BAGHDAD (Reuters) - Iraq agreed a deal with U.S. energy company Orion on Monday to process natural gas extracted at its giant Nahr Bin Omar oilfield.
The memorandum of understanding, signed in Baghdad by representatives of the oil ministry and the U.S. company, will allow Orion Gas Processors to build facilities to capture the gas from the field located in southern Iraq and to transform it into usable fuels.
Nahr Bin Omar, operated by state-run Basra Oil Co., is producing more than 40,000 barrels per day of oil (bpd) and 25 million cubic feet a day of natural gas.
Iraq continues to flare some of the gas extracted alongside crude oil at its fields because it lacks the facilities to process it into fuel for local consumption or exports.
Orion will capture and process 100 million to 150 million cubic feet/day (mcf) of gas, Oil Minister Jabar al-Luaibi said at the ceremony.
The gas captured will be used to feed power stations and to produce up to 10 million liters of gasoline, equivalent to 32 percent of Iraq’s total imports of the fuel, he said.

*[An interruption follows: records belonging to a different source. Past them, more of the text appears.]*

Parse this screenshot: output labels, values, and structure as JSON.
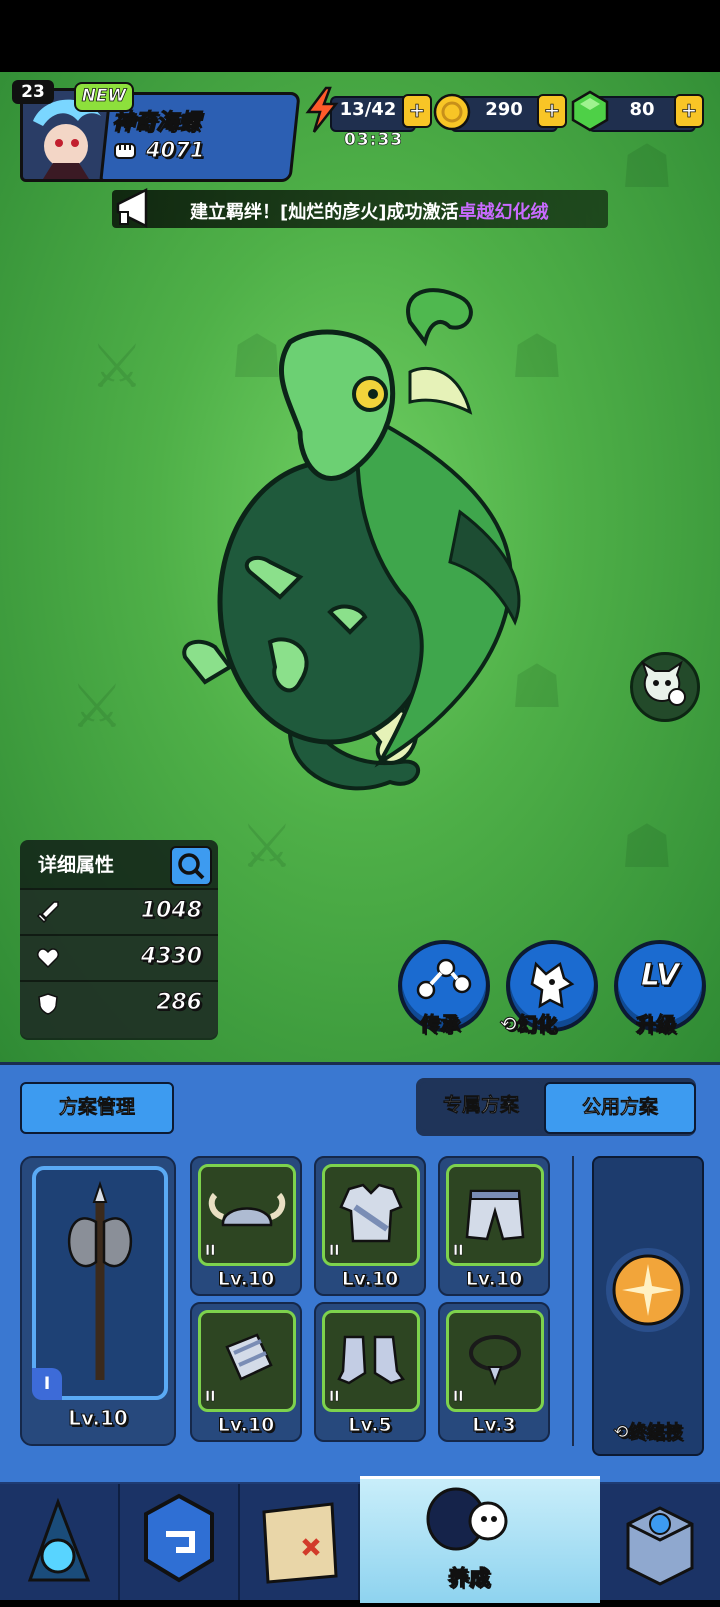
{
  "player": {
    "level": "23",
    "new_badge": "NEW",
    "name": "神奇海螺",
    "power": "4071"
  },
  "resources": {
    "energy": "13/42",
    "energy_timer": "03:33",
    "gold": "290",
    "gems": "80",
    "plus": "+"
  },
  "announcement": {
    "prefix": "建立羁绊！[灿烂的彦火]成功激活",
    "highlight": "卓越幻化绒"
  },
  "stats": {
    "title": "详细属性",
    "attack": "1048",
    "health": "4330",
    "defense": "286"
  },
  "actions": {
    "inherit": "传承",
    "transform": "幻化",
    "upgrade": "升级",
    "upgrade_icon_text": "LV"
  },
  "panel": {
    "scheme_manage": "方案管理",
    "tab_exclusive": "专属方案",
    "tab_public": "公用方案",
    "weapon": {
      "tier": "I",
      "level": "Lv.10"
    },
    "equipment": [
      {
        "name": "helmet-icon",
        "tier": "II",
        "level": "Lv.10"
      },
      {
        "name": "armor-icon",
        "tier": "II",
        "level": "Lv.10"
      },
      {
        "name": "pants-icon",
        "tier": "II",
        "level": "Lv.10"
      },
      {
        "name": "bracer-icon",
        "tier": "II",
        "level": "Lv.10"
      },
      {
        "name": "boots-icon",
        "tier": "II",
        "level": "Lv.5"
      },
      {
        "name": "necklace-icon",
        "tier": "II",
        "level": "Lv.3"
      }
    ],
    "skill_label": "终结技"
  },
  "nav": {
    "active_label": "养成"
  },
  "colors": {
    "accent_blue": "#3a78d1",
    "gold": "#f8c526",
    "purple_highlight": "#c96bff",
    "green_border": "#7dd24d"
  }
}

Gas flaring across Iraq should end by 2021, he added.
The minister said he plans to visit Kuwait in February to finalize a deal on exporting Iraqi gas, adding that the selling price of the fuel is yet to be agreed by the two countries.
The two countries are discussing a pipeline project to bring 50 mcf of Iraqi gas per day to Kuwait for ten years, increasing to 200 mcf per day over the period.
The exports, to come from the Rumaila field, would be used as feedstock for a petrochemical plant and pay off Baghdad’s final $4.6 billion in war reparations owed for its 1990 invasion of Kuwait.
Iraq hired Japan’s Toyo Engineering [6330.T] to help build the project.
Reporting by Ahmed Rasheed and writing by Maher Chmaytelli; editing by Louise Heavens